Local tissue water assessed by measuring forearm skin dielectric constant: dependence on measurement depth, age and body mass index
Article first published online: 16 AUG 2009
© 2010 John Wiley & Sons A/S
Skin Research and Technology
Volume 16, Issue 1, pages 16–22, February 2010
How to Cite
Mayrovitz, H. N. (2010), Local tissue water assessed by measuring forearm skin dielectric constant: dependence on measurement depth, age and body mass index. Skin Research and Technology, 16: 16–22. doi: 10.1111/j.1600-0846.2009.00398.x
- Issue published online: 6 JAN 2010
- Article first published online: 16 AUG 2009
- Accepted for publication 1 July 2009
- skin water;
- dielectric constant;
- tissue water;
Background: Tissue dielectric constant (TDC) measured at 300 MHz via the coaxial line reflection method is useful to evaluate local tissue water (LTW) and its change. Because excitation field penetration depth depends on size and geometry of the coaxial probe in contact with the skin, TDC values reflect skin and subcutaneous fat to varying depths depending on the probe used. Because tissue changes that occur with age or body mass index (BMI) may affect tissue water content and its depth distribution, our goal was to use TDC measurements to characterize depth patterns of LTW in normal tissue and to investigate the possible impact of age and BMI.
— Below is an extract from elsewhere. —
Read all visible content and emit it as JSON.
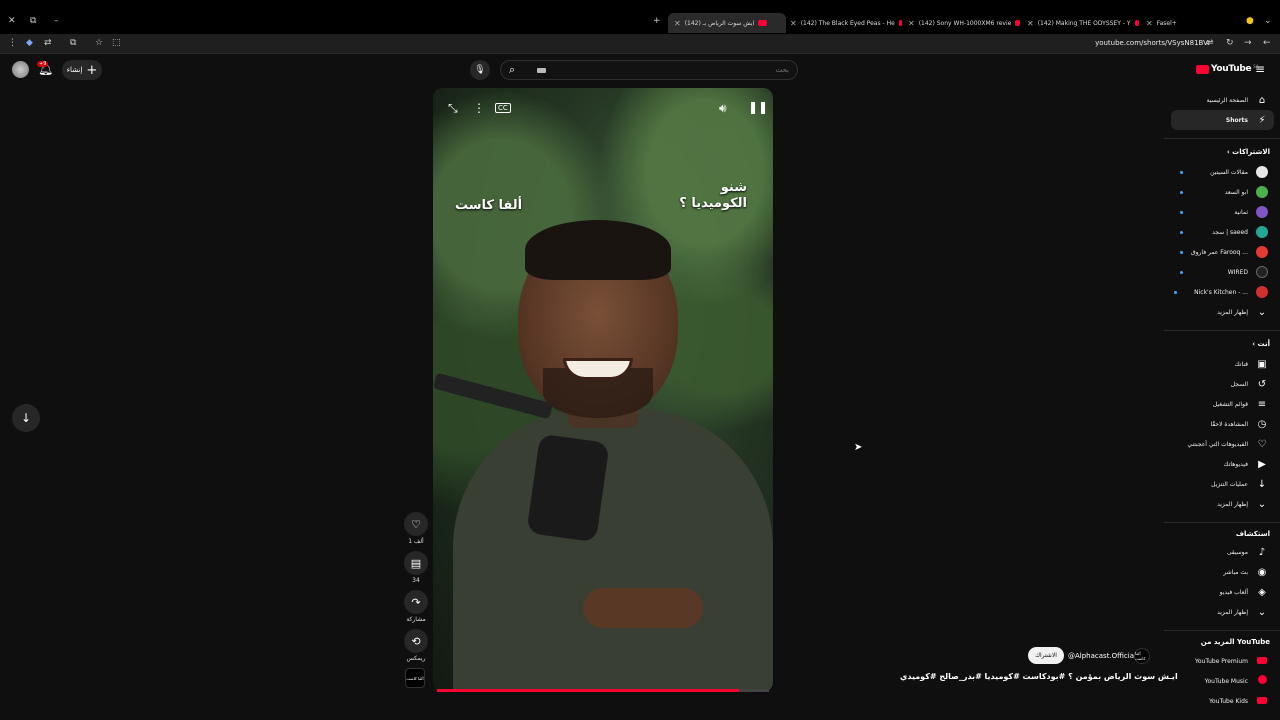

Methods: TDC was measured to depths of 0.5, 1.5, 2.5 and 5.0 mm on both forearms of 69 healthy women (age: 22–82 years, BMI: 18.7–46.1 kg/m2).
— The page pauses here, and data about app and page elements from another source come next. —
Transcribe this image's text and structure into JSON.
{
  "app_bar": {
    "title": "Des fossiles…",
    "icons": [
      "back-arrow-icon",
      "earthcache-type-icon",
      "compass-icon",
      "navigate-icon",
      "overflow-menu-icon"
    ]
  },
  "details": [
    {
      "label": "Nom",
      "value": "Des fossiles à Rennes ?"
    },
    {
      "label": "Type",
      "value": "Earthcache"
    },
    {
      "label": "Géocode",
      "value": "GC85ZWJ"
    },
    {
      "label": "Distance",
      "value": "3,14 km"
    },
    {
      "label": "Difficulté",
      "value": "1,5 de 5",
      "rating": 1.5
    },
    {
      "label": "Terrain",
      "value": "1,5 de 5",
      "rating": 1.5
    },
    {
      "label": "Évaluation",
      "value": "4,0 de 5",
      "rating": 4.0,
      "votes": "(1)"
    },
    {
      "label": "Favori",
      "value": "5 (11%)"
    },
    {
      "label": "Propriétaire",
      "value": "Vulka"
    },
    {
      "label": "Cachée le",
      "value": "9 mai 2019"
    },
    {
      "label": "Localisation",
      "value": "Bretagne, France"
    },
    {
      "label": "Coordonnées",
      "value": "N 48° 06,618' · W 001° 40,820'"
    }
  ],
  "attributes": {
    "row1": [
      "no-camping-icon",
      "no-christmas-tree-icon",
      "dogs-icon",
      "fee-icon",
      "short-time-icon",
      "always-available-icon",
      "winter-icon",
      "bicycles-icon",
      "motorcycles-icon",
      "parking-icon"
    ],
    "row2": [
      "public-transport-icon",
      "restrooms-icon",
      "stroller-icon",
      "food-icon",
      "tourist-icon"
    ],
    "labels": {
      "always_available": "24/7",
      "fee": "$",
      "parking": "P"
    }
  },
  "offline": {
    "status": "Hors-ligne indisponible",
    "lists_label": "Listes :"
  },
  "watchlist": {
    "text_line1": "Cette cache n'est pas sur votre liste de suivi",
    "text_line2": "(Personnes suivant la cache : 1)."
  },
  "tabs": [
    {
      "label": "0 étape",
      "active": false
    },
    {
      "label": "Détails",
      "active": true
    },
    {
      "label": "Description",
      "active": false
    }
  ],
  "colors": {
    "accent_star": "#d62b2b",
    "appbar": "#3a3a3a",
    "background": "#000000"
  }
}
Results: Independent of age or BMI, TDC values decreased significantly with increasing measurement depth (33.7±5.8 at 0.5 mm to 21.8±3.7 at 5.0 mm) but at all depths dominant and non-dominant TDC values were similar to each other with ratios ranging from 1.025±0.081 at 0.5 mm to 1.017±0.097 at 5.0 mm. TDC values only at 2.5 and 5.0 mm decreased significantly with increasing BMI whereas TDC values only at 0.5 and 1.5 mm increased significantly with age.
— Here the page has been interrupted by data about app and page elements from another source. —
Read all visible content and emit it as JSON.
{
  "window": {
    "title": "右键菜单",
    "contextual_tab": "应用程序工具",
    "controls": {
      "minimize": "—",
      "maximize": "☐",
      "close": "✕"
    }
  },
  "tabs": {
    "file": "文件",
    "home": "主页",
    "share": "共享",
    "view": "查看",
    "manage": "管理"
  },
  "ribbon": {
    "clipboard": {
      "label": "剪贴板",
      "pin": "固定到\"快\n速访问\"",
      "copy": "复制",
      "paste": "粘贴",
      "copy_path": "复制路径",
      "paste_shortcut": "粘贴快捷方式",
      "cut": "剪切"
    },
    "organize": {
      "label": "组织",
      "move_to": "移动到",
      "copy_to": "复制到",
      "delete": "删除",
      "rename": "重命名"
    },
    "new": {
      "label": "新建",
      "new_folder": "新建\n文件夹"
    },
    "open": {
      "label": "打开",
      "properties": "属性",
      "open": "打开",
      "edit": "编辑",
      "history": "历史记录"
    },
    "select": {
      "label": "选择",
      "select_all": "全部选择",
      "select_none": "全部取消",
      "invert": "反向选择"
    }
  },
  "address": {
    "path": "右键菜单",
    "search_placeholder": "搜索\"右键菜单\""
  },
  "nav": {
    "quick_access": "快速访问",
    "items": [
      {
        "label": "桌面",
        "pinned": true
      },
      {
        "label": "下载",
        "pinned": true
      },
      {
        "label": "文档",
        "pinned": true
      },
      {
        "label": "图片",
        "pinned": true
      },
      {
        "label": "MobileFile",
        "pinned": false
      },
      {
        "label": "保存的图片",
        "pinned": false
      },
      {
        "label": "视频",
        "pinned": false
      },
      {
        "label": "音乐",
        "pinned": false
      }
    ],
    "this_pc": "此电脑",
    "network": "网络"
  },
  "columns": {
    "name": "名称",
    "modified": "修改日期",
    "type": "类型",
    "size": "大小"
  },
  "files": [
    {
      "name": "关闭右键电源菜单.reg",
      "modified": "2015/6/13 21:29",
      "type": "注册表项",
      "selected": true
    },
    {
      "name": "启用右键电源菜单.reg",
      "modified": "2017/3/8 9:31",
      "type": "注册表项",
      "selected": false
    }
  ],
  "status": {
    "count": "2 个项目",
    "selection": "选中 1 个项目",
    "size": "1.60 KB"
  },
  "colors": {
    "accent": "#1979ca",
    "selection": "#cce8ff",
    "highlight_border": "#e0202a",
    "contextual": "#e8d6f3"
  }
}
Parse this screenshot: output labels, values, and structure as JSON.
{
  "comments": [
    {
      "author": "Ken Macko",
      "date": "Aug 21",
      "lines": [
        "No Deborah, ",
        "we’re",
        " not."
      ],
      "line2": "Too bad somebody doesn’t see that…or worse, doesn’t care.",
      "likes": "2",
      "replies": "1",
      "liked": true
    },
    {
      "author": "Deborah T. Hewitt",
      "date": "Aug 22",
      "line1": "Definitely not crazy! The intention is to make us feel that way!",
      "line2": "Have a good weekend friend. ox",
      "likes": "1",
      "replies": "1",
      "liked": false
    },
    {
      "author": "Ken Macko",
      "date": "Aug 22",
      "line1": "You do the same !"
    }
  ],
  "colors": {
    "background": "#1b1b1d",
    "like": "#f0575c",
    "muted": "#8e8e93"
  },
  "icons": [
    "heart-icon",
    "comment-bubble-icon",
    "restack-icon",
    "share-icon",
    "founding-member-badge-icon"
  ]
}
Conclusion: The findings indicate that normal TDC values are affected differentially by BMI and age in a depth-dependent manner. Possible explanations are discussed.